I was at Nagai Stadium in Osaka on Tuesday night to see the latest clash between two of Asia’s prominent rivals, Japan and Australia. After the game I spoke to some of the key protagonists for The Japan News…
OSAKA — The rivalry between Japan and Australia has steadily developed into one of the biggest in Asian soccer, and the latest clash between the sides — in which Japan edged 2-1 in Osaka on Tuesday night — demonstrated why the two are the favorites in January’s Asian Cup.
In the 2011 final, it took an extra-time wonder strike from Tadanari Lee to separate the teams, and after an unconvincing start to Javier Aguirre’s reign as coach, the serious business has begun for the Samurai Blue as they look to defend their crown.

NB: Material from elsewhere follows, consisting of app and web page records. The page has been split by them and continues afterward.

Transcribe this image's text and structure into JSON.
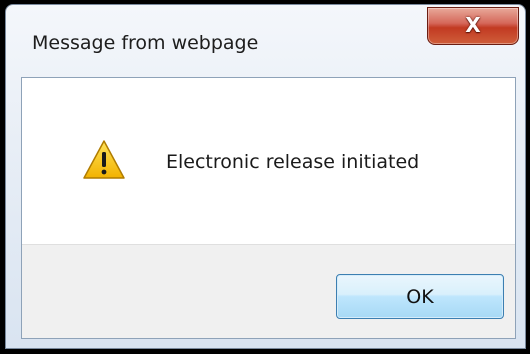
{
  "dialog": {
    "title": "Message from webpage",
    "message": "Electronic release initiated",
    "ok_label": "OK"
  },
  "icons": {
    "close": "close-icon",
    "warning": "warning-icon"
  },
  "colors": {
    "close_button": "#c94a30",
    "ok_border": "#3c7fb1",
    "warning_fill": "#f5c400",
    "button_strip": "#f0f0f0"
  }
}
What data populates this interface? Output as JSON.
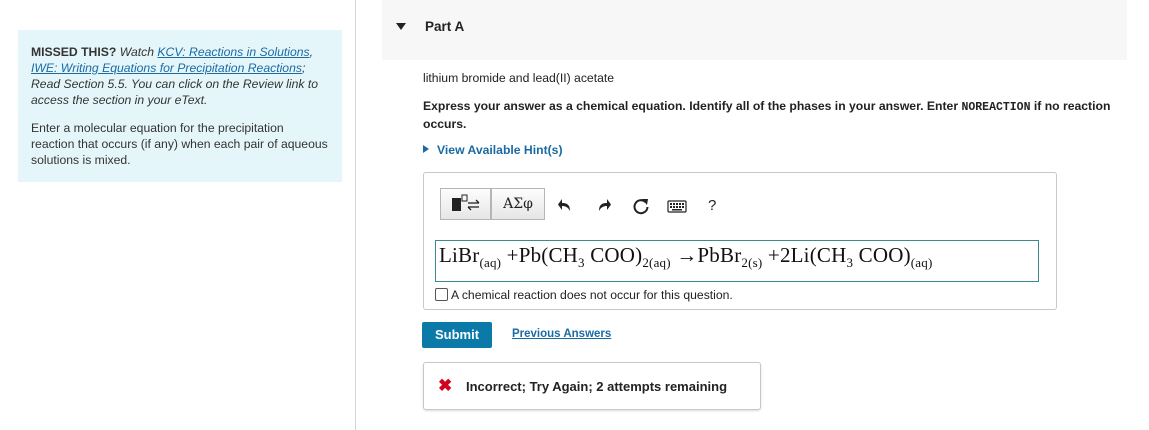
{
  "sidebar": {
    "missed_label": "MISSED THIS?",
    "watch_text": " Watch ",
    "link1": "KCV: Reactions in Solutions",
    "sep": ", ",
    "link2": "IWE: Writing Equations for Precipitation Reactions",
    "read_text": "; Read Section 5.5. You can click on the Review link to access the section in your eText.",
    "instructions": "Enter a molecular equation for the precipitation reaction that occurs (if any) when each pair of aqueous solutions is mixed."
  },
  "part": {
    "title": "Part A"
  },
  "question": {
    "reactants": "lithium bromide and lead(II) acetate",
    "express_a": "Express your answer as a chemical equation. Identify all of the phases in your answer. Enter ",
    "express_code": "NOREACTION",
    "express_b": " if no reaction occurs.",
    "hint_label": "View Available Hint(s)"
  },
  "toolbar": {
    "greek": "ΑΣφ",
    "undo_icon": "undo-icon",
    "redo_icon": "redo-icon",
    "reset_icon": "reset-icon",
    "keyboard_icon": "keyboard-icon",
    "help": "?"
  },
  "equation": {
    "t1": "LiBr",
    "s1": "(aq)",
    "t2": " +Pb(CH",
    "s2": "3",
    "t3": " COO)",
    "s3": "2(aq)",
    "t4": " →PbBr",
    "s4": "2(s)",
    "t5": " +2Li(CH",
    "s5": "3",
    "t6": " COO)",
    "s6": "(aq)"
  },
  "no_reaction_label": "A chemical reaction does not occur for this question.",
  "actions": {
    "submit": "Submit",
    "previous": "Previous Answers"
  },
  "feedback": {
    "icon": "✖",
    "message": "Incorrect; Try Again; 2 attempts remaining",
    "error_color": "#d0021b"
  },
  "colors": {
    "accent": "#0b7aa8",
    "link": "#1a6aa3",
    "info_bg": "#e5f6fb"
  }
}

“The coach expected it of us,” Keisuke Honda said of the victory, which came swiftly on the heels of a 6-0 drubbing of Honduras last Friday. “It wasn’t a test, he expected a result, and it’s good that we were able to achieve that.
“Australia were really good,” the AC Milan star continued. “They were aggressive and speedy yet didn’t make many mistakes on the counterattack. They didn’t make many errors and in the beginning we had to endure that. I think they are probably our strongest rivals for the Asian Cup, along with South Korea.”
Goalkeeper Eiji Kawashima was pleased with the way Japan weathered an early onslaught from the Socceroos, and feels it will give them belief as they target a fifth Asian title.
“It was a big test before the Asian Cup and in Australia, it was a good opponent,” the Standard Liege stopper said. “The biggest thing is that we were able to win. The opposition came aggressively, and we were able to deal with that and produce a good result. We’re a new team, and I think that will give us lots of confidence.”
Maya Yoshida said there are still creases to be ironed out.
“I think in the first half we didn’t play very well,” the Southampton defender explained. “In the second half, we could score two goals and played a little better, but I’m not satisfied with this result because we conceded one goal at the end of the game, and we should have scored a third goal as well.”
Thankfully for Japan, two strikes were enough, and while Shinji Okazaki finding the net is no rare occurrence — his exquisite flick made it 40 goals for the national team — Yasuyuki Konno opening the scoring was unexpected, even for the man himself.
“I was surprised,” the Gamba Osaka veteran told The Japan News. “I’m not the kind of player who scores goals, and I was surprised to be able to convert one on this stage.”
Tim Cahill is no stranger to doing that, though, and his injury-time header was his fifth goal against Japan. The New York Red Bulls striker sees the holders as the team to beat if Australia is to taste victory in front of its own fans.
“I think we have to work really hard to get to the final, both countries. Japan’s one of Asia’s best and probably favorites for the tournament, regardless of us having it at home. You see the quality of their players all over the park and in stages in the second half, they changed gear a little.”
Japan starts its defense on Jan. 12 against Palestine before taking on Iraq on Jan. 16 and Jordan on Jan. 20. With the hosts in Group A and Japan in Group D, the earliest they could face each other would be the semifinals. If both were to top their respective groups, they would be kept apart until a possible reunion in the final.
“At home, hopefully it’s going to be a different story, and we can capitalize on it and put them in an uncomfortable environment when they come to Australia,” Cahill said. “If we meet.”
Konno does anticipate another rematch. “You don’t know if it will be the final or not, but I think we may meet them at some point,” the 31-year-old said. “I hope we can bring them down at that time.”